Exercise aim: Extract all lines that hold "count" from the records below.

(Stored items from a collection)
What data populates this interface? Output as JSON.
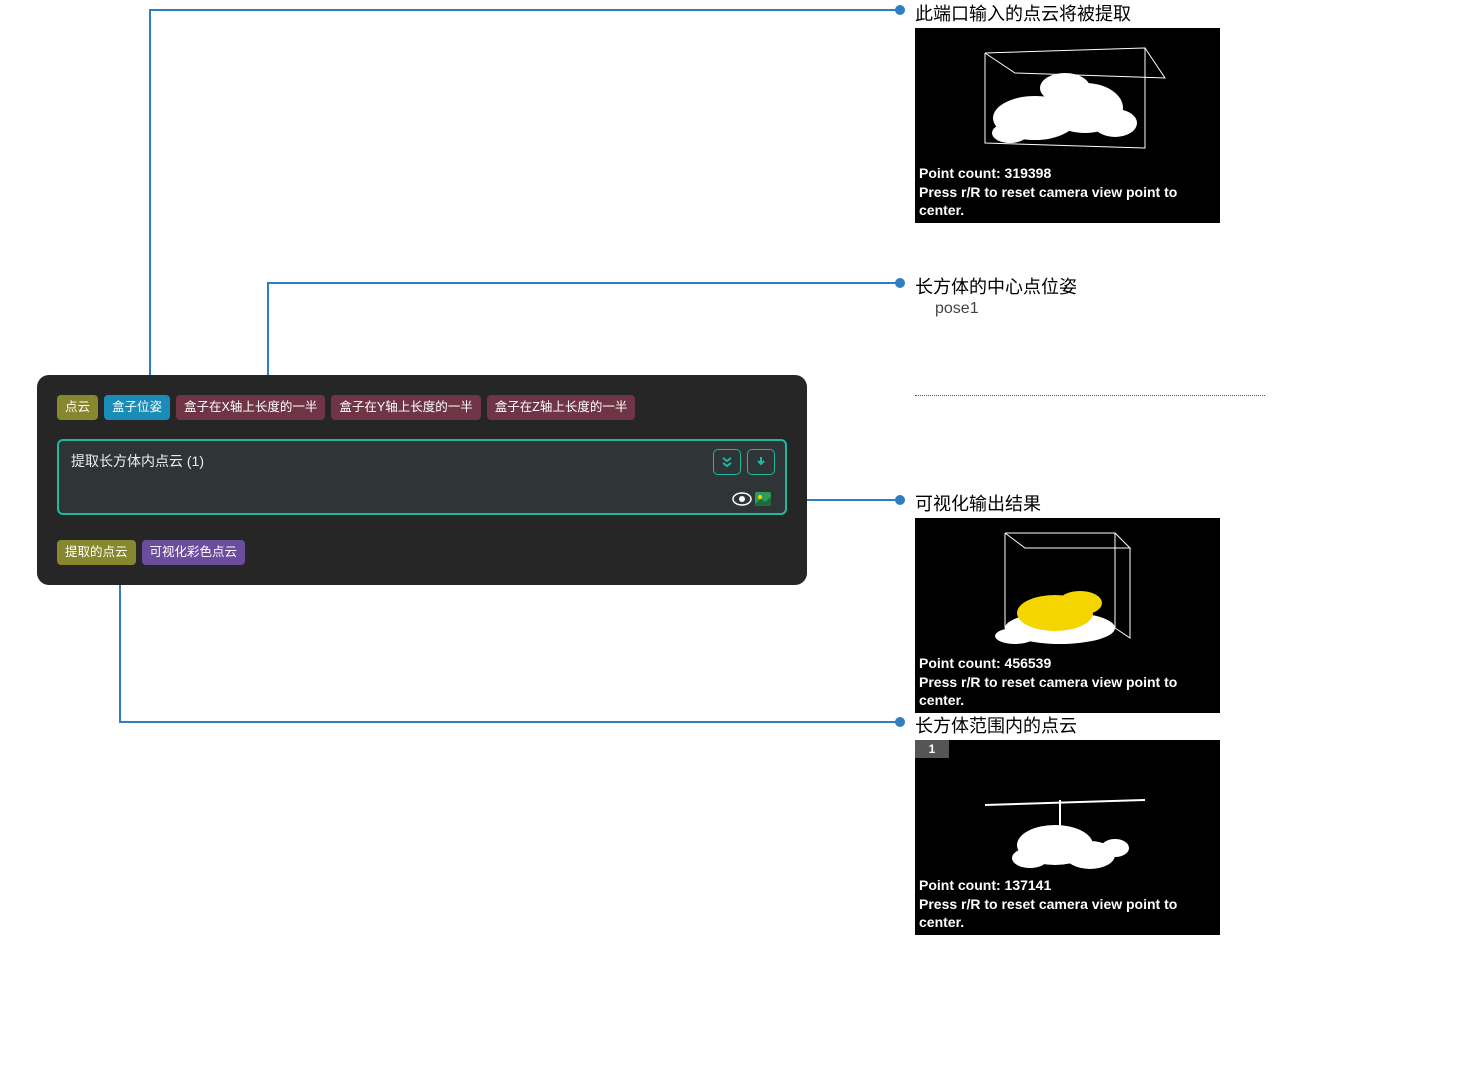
{
  "annotations": {
    "a1": "此端口输入的点云将被提取",
    "a2": "长方体的中心点位姿",
    "a2_sub": "pose1",
    "a3": "可视化输出结果",
    "a4": "长方体范围内的点云"
  },
  "node": {
    "title": "提取长方体内点云 (1)",
    "inputs": [
      {
        "type": "<Cloud(XYZ-Normal) [] >",
        "label": "点云",
        "cls": "olive"
      },
      {
        "type": "<PoseList>",
        "label": "盒子位姿",
        "cls": "cyan"
      },
      {
        "type": "<NumberList->",
        "label": "盒子在X轴上长度的一半",
        "cls": "plum"
      },
      {
        "type": "<NumberList->",
        "label": "盒子在Y轴上长度的一半",
        "cls": "plum"
      },
      {
        "type": "<NumberList->",
        "label": "盒子在Z轴上长度的一半",
        "cls": "plum"
      }
    ],
    "outputs": [
      {
        "type": "<Cloud(XYZ-Normal) [] >",
        "label": "提取的点云",
        "cls": "olive"
      },
      {
        "type": "<Cloud(XYZ-RGB)>",
        "label": "可视化彩色点云",
        "cls": "purple"
      }
    ]
  },
  "previews": {
    "p1": {
      "count_label": "Point count: 319398",
      "reset": "Press r/R to reset camera view point to center."
    },
    "p2": {
      "count_label": "Point count: 456539",
      "reset": "Press r/R to reset camera view point to center."
    },
    "p3": {
      "count_label": "Point count: 137141",
      "reset": "Press r/R to reset camera view point to center.",
      "tab": "1"
    }
  },
  "colors": {
    "line": "#2f7ec1",
    "teal": "#1fb9a0"
  }
}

Task solution:
      "count_label": "Point count: 319398",
      "count_label": "Point count: 456539",
      "count_label": "Point count: 137141",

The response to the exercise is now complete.